Transformacion Para Salud: A Patient Navigation Model for Chronic Disease Self-Management

Article excerpt


Increased cost of chronic illnesses in United States is an urgent call to develop a cost effective approach to improve chronic disease self-management, especially among vulnerable populations. An emerging role for professionals and paraprofessionals is the patient navigator. We present an example of a conceptual framework, Transformation for Health, developed to underpin the training of certified community health workers (CHW) to deliver health care, preventive services, and health education for underserved populations to promote chronic disease self-management. Transformacion Para Salud (TPS), a patient navigation model for chronic disease self-management, was a two year demonstration program to develop a culturally sensitive intervention to facilitate patient behavior changes. Patients involved in the TPS intervention showed improvements in clinical and behavioral outcomes after twelve months of intervention. This article describes the conceptual basis and implementation of the TPS and discusses program evaluation, specific intervention outcomes, and implications for practice. Use of CHWs in the patient navigator role demonstrated a cost effective method to improve access to quality, cost-effective, primary health care services as well as to facilitate chronic disease self-management.

Citation: Esperat, M. C., Flores, D., McMurry, L., Feng, D., Song, H., Billings, L., Masten, Y., (May 31, 2012) "Transformacion Para Salud: A Patient Navigation Model for Chronic Disease Self-Management" OJIN: The Online Journal of Issues in Nursing Vol. 17, No. 2, Manuscript 2.

DOI: 10.3912/OJIN.Voll7No02Man02

Key words: chronic care model, chronic disease self-management, community health worker, transformation for health, Transformacion Para Salud

The Transformacion Para Salud (TPS) experience describes a new paradigm to facilitate behavior change among people with chronic diseases though use of a trained patient navigator.

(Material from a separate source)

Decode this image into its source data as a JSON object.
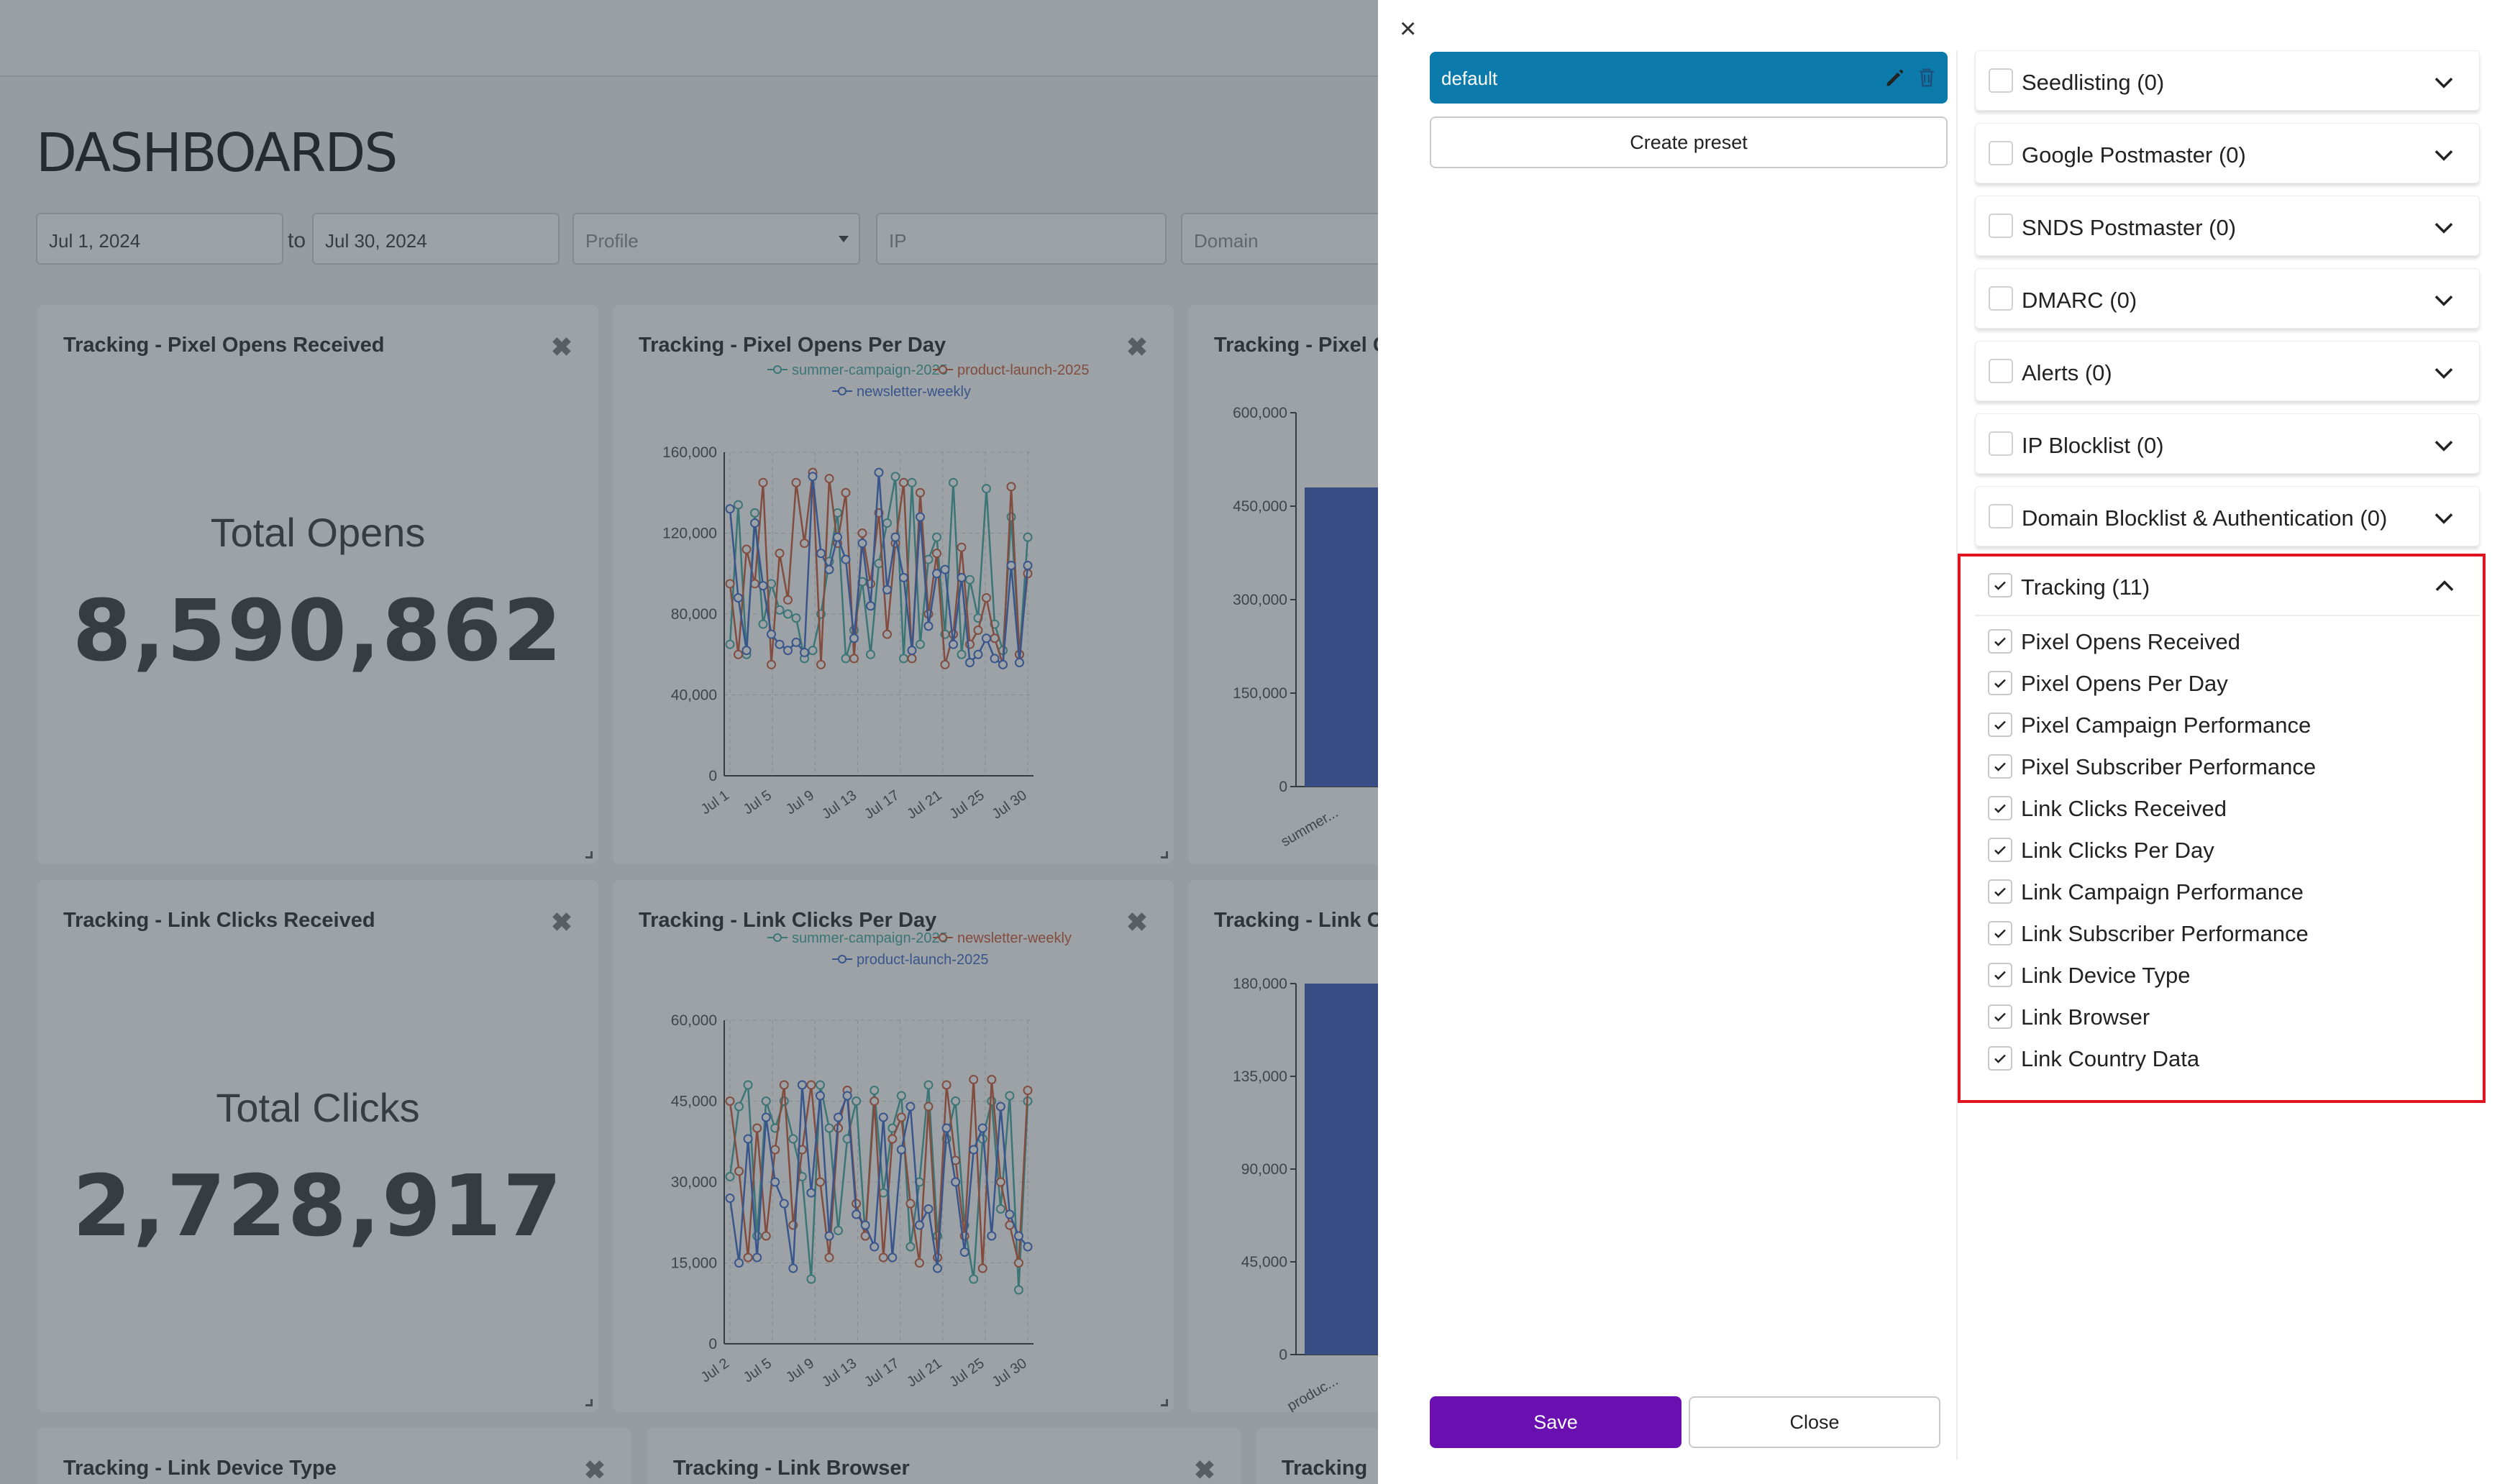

This model can accommodate ideas and concepts from other existing theories of behavior. Behavior change among people suffering from chronic disease is needed so that they can effectively manage their condition(s).

The impact of this transformation can be inferred in economic terms. The United States spent $2.1 trillion on health care in 2006, an amount that represents 16% of the nation's the gross domestic product. Much of the $2.1 trillion dollars spent was on chronic diseases since 133 million people, almost half of all Americans, lived with at least one chronic condition (Catlin, Cowan, Hartman, Heffler, & National Health Expenditure Accounts Team, 2008; Thorpe & Howard, 2006). Costs that were spread out for hospital care, physician and clinical services, and prescription drugs represented 62% of that total spending.

The impact of chronic illness is greater than economic terms alone; chronic diseases account for one third of potential life lost before the age of 65 years (Centers of Disease Control and Prevention, 2007). The impact of chronic disease and its consequences is much more acute impact among vulnerable populations, such as uninsured African Americans and Hispanics. Vulnerability to poor health is the result of interactions of many factors (Anderson & Knickman, 2001) encompassing individual, community, social, and political variables that impinge on individuals and groups in various ways. Among these factors, socio-economic variables are some of the most highly influential. The official poverty rate in 2007 was 12.5% with 37.3 million people in poverty, up from 36.5 million in 2006 (DeNavas-Walt, Proctor, & Smith, 2008). Viewed within this context, the potential impact of an innovative approach to health behavior change, such as the TPS, can be significant in chronic disease self-management among vulnerable individuals.

Implications for Health Care Reform

One obvious avenue for significant cost savings to the health care system is to prevent episodes where health care costs the most: hospitalizations and hospital readmissions. …


An unknown error has occurred. Please click the button below to reload the page. If the problem persists, please try again in a little while.